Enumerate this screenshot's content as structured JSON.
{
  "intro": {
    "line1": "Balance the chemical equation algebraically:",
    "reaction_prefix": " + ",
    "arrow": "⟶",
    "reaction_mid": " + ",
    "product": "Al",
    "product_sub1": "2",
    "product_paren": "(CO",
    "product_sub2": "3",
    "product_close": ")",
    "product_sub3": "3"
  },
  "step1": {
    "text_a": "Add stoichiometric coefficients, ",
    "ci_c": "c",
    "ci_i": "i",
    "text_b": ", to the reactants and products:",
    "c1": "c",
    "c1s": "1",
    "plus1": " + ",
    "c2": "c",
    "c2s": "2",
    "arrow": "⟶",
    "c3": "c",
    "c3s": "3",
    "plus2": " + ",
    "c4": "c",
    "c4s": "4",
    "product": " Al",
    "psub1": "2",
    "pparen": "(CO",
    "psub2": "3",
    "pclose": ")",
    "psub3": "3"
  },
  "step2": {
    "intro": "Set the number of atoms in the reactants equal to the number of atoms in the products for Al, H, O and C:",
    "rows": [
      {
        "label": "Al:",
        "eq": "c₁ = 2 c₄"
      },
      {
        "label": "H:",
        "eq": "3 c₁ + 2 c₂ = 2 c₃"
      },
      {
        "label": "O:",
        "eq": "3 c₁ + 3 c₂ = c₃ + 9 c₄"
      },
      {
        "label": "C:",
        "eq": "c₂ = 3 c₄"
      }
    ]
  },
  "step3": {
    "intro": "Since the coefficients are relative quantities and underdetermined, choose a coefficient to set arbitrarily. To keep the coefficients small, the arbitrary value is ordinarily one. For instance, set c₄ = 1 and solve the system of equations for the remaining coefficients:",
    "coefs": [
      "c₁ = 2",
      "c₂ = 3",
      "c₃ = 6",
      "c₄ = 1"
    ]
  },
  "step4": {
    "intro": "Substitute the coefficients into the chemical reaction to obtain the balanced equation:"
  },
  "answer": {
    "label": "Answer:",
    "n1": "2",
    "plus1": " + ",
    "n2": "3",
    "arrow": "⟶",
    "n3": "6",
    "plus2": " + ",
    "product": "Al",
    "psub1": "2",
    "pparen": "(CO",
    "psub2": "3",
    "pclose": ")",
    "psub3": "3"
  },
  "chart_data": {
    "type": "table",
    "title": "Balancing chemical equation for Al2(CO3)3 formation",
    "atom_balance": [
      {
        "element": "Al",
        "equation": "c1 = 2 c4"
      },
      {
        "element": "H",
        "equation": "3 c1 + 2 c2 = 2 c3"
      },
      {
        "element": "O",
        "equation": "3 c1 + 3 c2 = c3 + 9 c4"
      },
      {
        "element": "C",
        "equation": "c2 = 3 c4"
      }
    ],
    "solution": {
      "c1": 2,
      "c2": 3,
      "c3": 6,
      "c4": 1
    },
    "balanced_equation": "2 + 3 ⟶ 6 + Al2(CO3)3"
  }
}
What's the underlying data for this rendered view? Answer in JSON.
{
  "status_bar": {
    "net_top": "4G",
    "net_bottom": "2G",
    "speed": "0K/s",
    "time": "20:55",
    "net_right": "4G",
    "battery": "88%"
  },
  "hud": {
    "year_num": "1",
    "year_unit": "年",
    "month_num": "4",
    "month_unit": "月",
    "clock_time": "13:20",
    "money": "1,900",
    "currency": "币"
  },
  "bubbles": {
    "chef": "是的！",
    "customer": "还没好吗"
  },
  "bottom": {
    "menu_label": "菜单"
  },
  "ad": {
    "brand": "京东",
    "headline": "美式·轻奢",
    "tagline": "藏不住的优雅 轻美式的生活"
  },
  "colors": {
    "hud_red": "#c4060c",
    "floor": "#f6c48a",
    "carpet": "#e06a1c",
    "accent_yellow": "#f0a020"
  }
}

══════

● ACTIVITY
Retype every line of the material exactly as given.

● OUTPUT FOR THIS EXERCISE
Enumerate this screenshot's content as structured JSON.
{
  "intro": {
    "line1": "Balance the chemical equation algebraically:",
    "reaction_prefix": " + ",
    "arrow": "⟶",
    "reaction_mid": " + ",
    "product": "Al",
    "product_sub1": "2",
    "product_paren": "(CO",
    "product_sub2": "3",
    "product_close": ")",
    "product_sub3": "3"
  },
  "step1": {
    "text_a": "Add stoichiometric coefficients, ",
    "ci_c": "c",
    "ci_i": "i",
    "text_b": ", to the reactants and products:",
    "c1": "c",
    "c1s": "1",
    "plus1": " + ",
    "c2": "c",
    "c2s": "2",
    "arrow": "⟶",
    "c3": "c",
    "c3s": "3",
    "plus2": " + ",
    "c4": "c",
    "c4s": "4",
    "product": " Al",
    "psub1": "2",
    "pparen": "(CO",
    "psub2": "3",
    "pclose": ")",
    "psub3": "3"
  },
  "step2": {
    "intro": "Set the number of atoms in the reactants equal to the number of atoms in the products for Al, H, O and C:",
    "rows": [
      {
        "label": "Al:",
        "eq": "c₁ = 2 c₄"
      },
      {
        "label": "H:",
        "eq": "3 c₁ + 2 c₂ = 2 c₃"
      },
      {
        "label": "O:",
        "eq": "3 c₁ + 3 c₂ = c₃ + 9 c₄"
      },
      {
        "label": "C:",
        "eq": "c₂ = 3 c₄"
      }
    ]
  },
  "step3": {
    "intro": "Since the coefficients are relative quantities and underdetermined, choose a coefficient to set arbitrarily. To keep the coefficients small, the arbitrary value is ordinarily one. For instance, set c₄ = 1 and solve the system of equations for the remaining coefficients:",
    "coefs": [
      "c₁ = 2",
      "c₂ = 3",
      "c₃ = 6",
      "c₄ = 1"
    ]
  },
  "step4": {
    "intro": "Substitute the coefficients into the chemical reaction to obtain the balanced equation:"
  },
  "answer": {
    "label": "Answer:",
    "n1": "2",
    "plus1": " + ",
    "n2": "3",
    "arrow": "⟶",
    "n3": "6",
    "plus2": " + ",
    "product": "Al",
    "psub1": "2",
    "pparen": "(CO",
    "psub2": "3",
    "pclose": ")",
    "psub3": "3"
  },
  "chart_data": {
    "type": "table",
    "title": "Balancing chemical equation for Al2(CO3)3 formation",
    "atom_balance": [
      {
        "element": "Al",
        "equation": "c1 = 2 c4"
      },
      {
        "element": "H",
        "equation": "3 c1 + 2 c2 = 2 c3"
      },
      {
        "element": "O",
        "equation": "3 c1 + 3 c2 = c3 + 9 c4"
      },
      {
        "element": "C",
        "equation": "c2 = 3 c4"
      }
    ],
    "solution": {
      "c1": 2,
      "c2": 3,
      "c3": 6,
      "c4": 1
    },
    "balanced_equation": "2 + 3 ⟶ 6 + Al2(CO3)3"
  }
}
What's the underlying data for this rendered view? Answer in JSON.
{
  "status_bar": {
    "net_top": "4G",
    "net_bottom": "2G",
    "speed": "0K/s",
    "time": "20:55",
    "net_right": "4G",
    "battery": "88%"
  },
  "hud": {
    "year_num": "1",
    "year_unit": "年",
    "month_num": "4",
    "month_unit": "月",
    "clock_time": "13:20",
    "money": "1,900",
    "currency": "币"
  },
  "bubbles": {
    "chef": "是的！",
    "customer": "还没好吗"
  },
  "bottom": {
    "menu_label": "菜单"
  },
  "ad": {
    "brand": "京东",
    "headline": "美式·轻奢",
    "tagline": "藏不住的优雅 轻美式的生活"
  },
  "colors": {
    "hud_red": "#c4060c",
    "floor": "#f6c48a",
    "carpet": "#e06a1c",
    "accent_yellow": "#f0a020"
  }
}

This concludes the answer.